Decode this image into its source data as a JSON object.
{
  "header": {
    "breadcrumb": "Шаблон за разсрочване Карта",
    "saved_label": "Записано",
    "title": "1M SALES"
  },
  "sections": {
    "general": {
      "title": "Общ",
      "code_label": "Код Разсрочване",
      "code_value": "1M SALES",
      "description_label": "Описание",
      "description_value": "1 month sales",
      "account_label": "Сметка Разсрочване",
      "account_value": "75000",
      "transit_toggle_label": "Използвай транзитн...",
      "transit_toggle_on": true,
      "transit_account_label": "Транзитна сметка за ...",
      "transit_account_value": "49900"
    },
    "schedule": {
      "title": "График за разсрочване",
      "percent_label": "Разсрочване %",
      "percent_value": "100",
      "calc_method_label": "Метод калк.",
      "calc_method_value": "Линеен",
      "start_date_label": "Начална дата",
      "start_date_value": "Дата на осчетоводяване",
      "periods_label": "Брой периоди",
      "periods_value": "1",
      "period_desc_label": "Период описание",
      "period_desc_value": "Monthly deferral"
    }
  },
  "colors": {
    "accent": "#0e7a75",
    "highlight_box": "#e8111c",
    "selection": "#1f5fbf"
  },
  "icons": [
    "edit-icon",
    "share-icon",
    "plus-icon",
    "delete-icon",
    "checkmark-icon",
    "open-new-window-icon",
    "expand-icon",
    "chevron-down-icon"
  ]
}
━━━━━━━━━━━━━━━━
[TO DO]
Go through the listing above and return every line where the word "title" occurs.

[SOLUTION BELOW]
    "title": "1M SALES"
      "title": "Общ",
      "title": "График за разсрочване",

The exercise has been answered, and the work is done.